Robotics in clinical medicine:<br> A robot that performs endoscopic surgery
Professor of Biomechanics
Dr. Kawashima received his doctoral degree in Engineering from the Department of Control Engineering at the Tokyo Institute of Technology in 1997. From 1997 to 2000, he worked as a research assistant at Tokyo Metropolitan College of Technology. He then worked as an associate professor in the Precision and Intelligence Laboratory at Tokyo Institute of Technology. Since April 2013, he has been a professor at the Institute of Biomaterials and Bioengineering at TMDU.
A: EMARO is an endoscope-holding robot that is driven by pneumatics. It controls the endoscope by sensing vertical and horizontal movements of the surgeon’s head, through a gyroscope that the surgeon wears on his forehead. The endoscope has freedom of movement in four directions: forward and backward (for insertion and removal), up and down, left and right, and rotation. The surgeon directs this motion by controlled movements of his head and by operating switches with his feet. The operation is activated only while the foot switch is pressed.
Pneumatic drivers make it possible for the robot to move gently and smoothly. Moreover, the pneumatic approach makes it possible to create a compact and lightweight design; sufficient power can be obtained by injecting or extracting air through a cylinder no larger than a standard syringe — about 10 mm in diameter.
The operating surgeon can receive clear endoscopic images without the shaking of the camera, resulting in more precise surgeries. Also, EMARO, taking the role of a scopist, can be useful in smaller hospitals that have fewer doctors, allowing more patients to undergo laparoscopic surgery.
A: One strength of TMDU is that it has a technology institution within it -- the Institute of Biomaterials and Bioengineering, where I belong. EMARO has developed with the effective advice and major support of medical doctors in TMDU’s Research Center for Minimally Invasive Medicine and Dentistry. EMARO has been used in the Medical Hospital at TMDU.
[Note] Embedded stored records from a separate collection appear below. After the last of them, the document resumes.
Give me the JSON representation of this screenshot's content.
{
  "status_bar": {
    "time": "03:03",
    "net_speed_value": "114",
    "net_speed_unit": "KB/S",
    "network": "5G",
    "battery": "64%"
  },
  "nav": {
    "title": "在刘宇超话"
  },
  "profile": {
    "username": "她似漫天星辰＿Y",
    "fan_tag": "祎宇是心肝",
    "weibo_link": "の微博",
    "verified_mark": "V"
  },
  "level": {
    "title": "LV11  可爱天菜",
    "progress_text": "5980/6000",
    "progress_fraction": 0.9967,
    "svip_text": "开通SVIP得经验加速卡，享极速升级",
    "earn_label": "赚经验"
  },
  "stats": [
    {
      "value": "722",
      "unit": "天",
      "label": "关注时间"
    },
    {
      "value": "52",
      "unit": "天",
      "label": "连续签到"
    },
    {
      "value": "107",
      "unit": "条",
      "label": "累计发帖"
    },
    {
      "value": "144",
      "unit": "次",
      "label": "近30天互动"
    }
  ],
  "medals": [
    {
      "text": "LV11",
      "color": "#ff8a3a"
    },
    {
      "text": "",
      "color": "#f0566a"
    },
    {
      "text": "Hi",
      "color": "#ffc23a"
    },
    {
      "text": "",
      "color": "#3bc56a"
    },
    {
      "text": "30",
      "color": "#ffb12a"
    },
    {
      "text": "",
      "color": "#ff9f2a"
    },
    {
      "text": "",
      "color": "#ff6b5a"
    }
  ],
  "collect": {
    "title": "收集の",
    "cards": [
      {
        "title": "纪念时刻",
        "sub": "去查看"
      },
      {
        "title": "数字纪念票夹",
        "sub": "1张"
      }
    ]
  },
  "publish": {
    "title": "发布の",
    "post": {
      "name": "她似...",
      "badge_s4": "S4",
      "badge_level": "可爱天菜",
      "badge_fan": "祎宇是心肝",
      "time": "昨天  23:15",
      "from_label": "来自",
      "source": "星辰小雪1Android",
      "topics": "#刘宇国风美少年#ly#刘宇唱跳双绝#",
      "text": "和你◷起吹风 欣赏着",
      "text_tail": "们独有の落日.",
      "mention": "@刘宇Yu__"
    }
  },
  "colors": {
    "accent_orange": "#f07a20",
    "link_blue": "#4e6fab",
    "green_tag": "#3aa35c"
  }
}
A: Tight cooperation between TMDU and Tokyo Tech (Tokyo Institute of Technology) generated the success of EMARO. As medical robots present a risk in terms of profitability for big companies, a venture company has emerged from both universities, supported by the government funding with the mission of developing the EMARO system.
A: EMARO is the first in a series of surgical assist robots that will use ultra-precision pneumatic manipulation technology. Development is now underway for a surgical robot system that uses the pneumatic drive design and incorporates forceps.